With US election week upon us, we thought you might appreciate a look at alternatives to the first-past-the-post system used to elect the US President and Congress, as well as the UK government, and others around the world, including the Indian and Canadian governments. First-past-the-post is pretty much the simplest system imaginable: everyone casts one vote, and the candidate with most votes gets a place in the Electoral College, the House of Representatives, or whichever body is being elected.
An advantage of this system is that no-one could possibly fail to understand it, however its drawbacks are well known: large swathes of the electorate can, and do, remain unrepresented, and the election boils down to a two horse race with rampant negative campaigning and policy often falling victim to personality. Some countries, for example France in its presidential and National Assembly elections, run a slightly more sophisticated variation on the first-past-the-post system, with a second round allowing a runoff between the two most popular candidates. But either way, third-ranked parties don't get a foot in the door.

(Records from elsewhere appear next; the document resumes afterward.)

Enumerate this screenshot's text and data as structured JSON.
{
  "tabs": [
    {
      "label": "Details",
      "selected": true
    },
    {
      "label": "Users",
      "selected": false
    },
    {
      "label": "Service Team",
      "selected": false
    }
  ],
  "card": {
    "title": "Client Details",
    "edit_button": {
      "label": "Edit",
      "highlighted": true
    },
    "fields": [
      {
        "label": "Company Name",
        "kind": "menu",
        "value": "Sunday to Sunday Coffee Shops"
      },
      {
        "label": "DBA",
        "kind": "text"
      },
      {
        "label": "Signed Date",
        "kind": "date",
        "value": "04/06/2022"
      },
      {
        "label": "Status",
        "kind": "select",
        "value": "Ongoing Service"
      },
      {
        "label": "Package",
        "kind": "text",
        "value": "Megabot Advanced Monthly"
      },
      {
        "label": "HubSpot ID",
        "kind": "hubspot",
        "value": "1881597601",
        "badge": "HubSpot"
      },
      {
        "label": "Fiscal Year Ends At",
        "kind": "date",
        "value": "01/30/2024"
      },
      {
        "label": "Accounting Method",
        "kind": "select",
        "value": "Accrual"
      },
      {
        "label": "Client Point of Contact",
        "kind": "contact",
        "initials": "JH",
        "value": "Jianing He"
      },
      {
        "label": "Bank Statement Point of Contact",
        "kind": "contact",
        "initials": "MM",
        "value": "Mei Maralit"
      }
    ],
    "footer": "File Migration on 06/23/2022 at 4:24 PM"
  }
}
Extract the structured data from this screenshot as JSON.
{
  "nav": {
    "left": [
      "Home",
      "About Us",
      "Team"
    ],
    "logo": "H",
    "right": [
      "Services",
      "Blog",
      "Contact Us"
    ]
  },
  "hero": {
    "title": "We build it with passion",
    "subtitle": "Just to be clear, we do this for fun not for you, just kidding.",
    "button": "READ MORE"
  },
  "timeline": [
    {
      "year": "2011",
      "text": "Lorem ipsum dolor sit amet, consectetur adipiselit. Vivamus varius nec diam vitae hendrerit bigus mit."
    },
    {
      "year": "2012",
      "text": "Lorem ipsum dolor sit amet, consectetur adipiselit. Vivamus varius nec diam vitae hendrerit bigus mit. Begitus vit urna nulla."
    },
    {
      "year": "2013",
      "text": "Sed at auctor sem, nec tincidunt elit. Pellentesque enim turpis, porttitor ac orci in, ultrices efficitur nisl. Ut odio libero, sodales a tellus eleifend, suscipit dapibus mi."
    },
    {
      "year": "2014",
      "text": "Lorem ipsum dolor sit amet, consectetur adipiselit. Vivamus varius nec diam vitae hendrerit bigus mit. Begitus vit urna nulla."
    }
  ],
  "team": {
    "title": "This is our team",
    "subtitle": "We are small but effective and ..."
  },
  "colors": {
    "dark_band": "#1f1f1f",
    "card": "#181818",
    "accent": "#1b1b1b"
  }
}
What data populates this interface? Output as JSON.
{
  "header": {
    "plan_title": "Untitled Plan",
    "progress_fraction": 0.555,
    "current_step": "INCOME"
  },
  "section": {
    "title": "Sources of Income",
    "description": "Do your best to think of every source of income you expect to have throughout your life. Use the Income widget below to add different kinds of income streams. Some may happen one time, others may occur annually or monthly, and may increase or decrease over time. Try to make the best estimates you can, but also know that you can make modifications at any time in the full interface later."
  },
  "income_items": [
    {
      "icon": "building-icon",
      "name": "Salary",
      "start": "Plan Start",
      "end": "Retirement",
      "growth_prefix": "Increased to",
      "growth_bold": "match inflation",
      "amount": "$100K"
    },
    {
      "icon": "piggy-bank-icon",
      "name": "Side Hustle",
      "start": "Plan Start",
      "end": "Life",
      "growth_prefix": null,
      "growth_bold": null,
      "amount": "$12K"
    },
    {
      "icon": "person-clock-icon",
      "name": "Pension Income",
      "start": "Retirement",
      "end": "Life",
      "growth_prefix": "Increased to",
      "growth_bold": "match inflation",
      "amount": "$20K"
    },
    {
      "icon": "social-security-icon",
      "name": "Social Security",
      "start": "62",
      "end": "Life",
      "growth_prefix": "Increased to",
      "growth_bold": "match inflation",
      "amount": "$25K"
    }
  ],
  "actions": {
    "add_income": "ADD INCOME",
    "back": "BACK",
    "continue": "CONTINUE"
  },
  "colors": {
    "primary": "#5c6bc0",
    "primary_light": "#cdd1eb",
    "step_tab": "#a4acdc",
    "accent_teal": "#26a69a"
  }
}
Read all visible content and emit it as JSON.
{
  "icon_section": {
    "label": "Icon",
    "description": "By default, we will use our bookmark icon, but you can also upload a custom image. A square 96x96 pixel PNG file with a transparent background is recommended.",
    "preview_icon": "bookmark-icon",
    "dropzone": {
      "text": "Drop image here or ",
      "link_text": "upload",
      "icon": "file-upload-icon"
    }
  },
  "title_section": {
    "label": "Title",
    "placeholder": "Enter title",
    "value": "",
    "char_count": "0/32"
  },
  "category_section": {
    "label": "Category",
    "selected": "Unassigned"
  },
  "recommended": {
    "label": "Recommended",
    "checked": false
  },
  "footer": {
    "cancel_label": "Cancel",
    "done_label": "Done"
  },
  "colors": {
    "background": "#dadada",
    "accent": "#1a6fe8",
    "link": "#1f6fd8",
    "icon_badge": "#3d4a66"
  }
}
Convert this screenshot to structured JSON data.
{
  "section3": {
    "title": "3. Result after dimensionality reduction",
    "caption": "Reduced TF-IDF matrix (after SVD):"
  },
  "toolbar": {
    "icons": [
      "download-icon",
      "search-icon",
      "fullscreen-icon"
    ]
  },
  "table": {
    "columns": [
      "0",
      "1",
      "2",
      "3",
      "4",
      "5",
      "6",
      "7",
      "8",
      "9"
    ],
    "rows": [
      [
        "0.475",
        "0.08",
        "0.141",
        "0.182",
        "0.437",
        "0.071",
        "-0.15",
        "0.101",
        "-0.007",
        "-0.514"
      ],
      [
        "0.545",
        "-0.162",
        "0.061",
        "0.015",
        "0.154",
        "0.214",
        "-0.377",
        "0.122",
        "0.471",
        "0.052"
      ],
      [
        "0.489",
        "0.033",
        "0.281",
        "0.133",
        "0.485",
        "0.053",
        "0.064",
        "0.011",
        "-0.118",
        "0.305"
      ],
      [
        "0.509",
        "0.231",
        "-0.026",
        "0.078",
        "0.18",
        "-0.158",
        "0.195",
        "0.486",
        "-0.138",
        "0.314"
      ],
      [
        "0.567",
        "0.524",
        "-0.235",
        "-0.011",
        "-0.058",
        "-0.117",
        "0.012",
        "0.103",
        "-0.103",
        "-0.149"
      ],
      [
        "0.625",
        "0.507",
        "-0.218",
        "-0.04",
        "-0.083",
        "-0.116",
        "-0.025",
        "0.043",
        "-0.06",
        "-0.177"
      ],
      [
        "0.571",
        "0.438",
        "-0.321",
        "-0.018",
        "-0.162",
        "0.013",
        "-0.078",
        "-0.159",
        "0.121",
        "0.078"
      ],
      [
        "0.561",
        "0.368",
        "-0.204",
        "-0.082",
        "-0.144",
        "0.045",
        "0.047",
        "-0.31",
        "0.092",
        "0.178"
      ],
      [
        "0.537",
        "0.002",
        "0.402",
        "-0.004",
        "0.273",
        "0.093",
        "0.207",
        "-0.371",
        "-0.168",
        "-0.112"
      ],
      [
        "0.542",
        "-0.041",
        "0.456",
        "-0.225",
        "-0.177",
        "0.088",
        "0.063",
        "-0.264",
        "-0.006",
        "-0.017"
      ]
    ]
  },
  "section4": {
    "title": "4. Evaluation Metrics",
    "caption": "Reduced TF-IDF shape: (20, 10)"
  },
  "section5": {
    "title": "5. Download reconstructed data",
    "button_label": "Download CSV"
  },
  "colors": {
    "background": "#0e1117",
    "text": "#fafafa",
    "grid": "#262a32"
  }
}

The most commonly used alternative to the winner-takes-all approach to voting a government is proportional representation, as used by almost all EU countries. If a party gets x per cent of the popular vote, then it should get x per cent of the seats in the body that is being voted for, which usually goes on to choose the head of government. However, percentages are unlikely to translate neatly into whole numbers of seats, so how exactly should the proportions be worked out?
This is indeed a subtle question and different countries solve it in different ways. One method, which is used, for example, in Germany and Cyprus, is known as the largest remainder method. It starts off by deciding a quota, which gives the number of votes a party should have to qualify for one seat. The most obvious (but not the only) way to do this is to divide the total number of votes by the total number of seats: if there are 500,000 votes and 50 seats, then a party needs 10,000 votes to get a seat. Next, the total number of votes for each party is divided by the quota, to see how many seats the party has earned: if party A gets 33,000 votes, then 33,000/10,000 = 3.3, so the party pockets 3 seats and is credited with a remainder of 0.3. After seats have been allocated in this way to each party, a certain number y of seats will remain, and these are allocated one each to the y parties with the largest remainders.
Seems simple and fair, but, as with most voting mechanisms, strange things can occur. Notably, this systems suffers from the Alabama paradox: if you decide after the election to add extra seats, and then re-allocate the seats using the same method, you may find that individual parties lose out and actually gain fewer seats than they would have done before.
Another system of allocating seats proportionally is to give them out one by one, keeping track of the seat-to-vote ratio as you go along. The d'Hondt method, used for the Spanish Congress of Deputies and the Dutch States-General among many others, is an example. The first seat goes to the party with most votes. Then, for each party, divide the total number of votes it received by the total number of seats it already has plus 1. This gives the quotient
In both these methods voters essentially vote for party lists, rather than individual candidates. The Republic of Ireland, Australia, and others use a very different system for achieving proportional representation: single transferable voting. Here voters rank candidates in order of preference. Before counting begins a quota is set which determines the minimum number of votes a candidate must achieve to gain a seat. There are different ways of determining the quota; one commonly used is the Droop quota defined as
The German Bundestag.
Single transferable voting has been designed to minimise the number of wasted votes, so that a minimal number of voters remain unrepresented. An interesting feature is that votes can be transferred from one candidate to a candidate from another party. This, so some people argue, forces politicians to broaden their appeal and refrain from slinging mud at their opponents. But there are drawbacks here, too. Single transferable voting can also suffer from the Alabama paradox, and, what's more, it is actually possible to hurt a candidate by voting for them, as a candidate's surplus may go to an opponent.
These are just some of the most common methods for achieving proportional representation, and each can be put into practice in a variety of subtly different ways. In fact, to maintain a regional aspect, some countries, for example Germany, allocate only part of the total number of seats via proportional representation, with the rest going to representatives of regional constituencies, elected using the first-past-the-post system.
There are of course arguments against proportional representation and in favour of the first-past-the-post-system. One is that it can lead to a splintering into small factions of the body that is elected — as happened with disastrous consequences in Germany's Weimar Republic during the 1920s — and give undue power to extreme or single issue parties. Some countries try to overcome this problem by introducing a minimum quota of votes a party has to exceed to be counted. Another criticism is that proportional representation rarely leads to a one party majority, forcing parties to form coalitions, which, so the criticism goes, end up spending more time at odds with each other than getting on with governing the country, and depend on swing parties who'd do it with anyone for the right price. Others would say that being forced to get on with your opponents is a good thing.
Much more can, and has, been written about this subject. No system is perfect, and that's not just a manner of speaking, but a mathematical fact — see Plus article Election issues. The science of elections is a tricky business, and it's no surprise that some of its most important contributors have been mathematicians.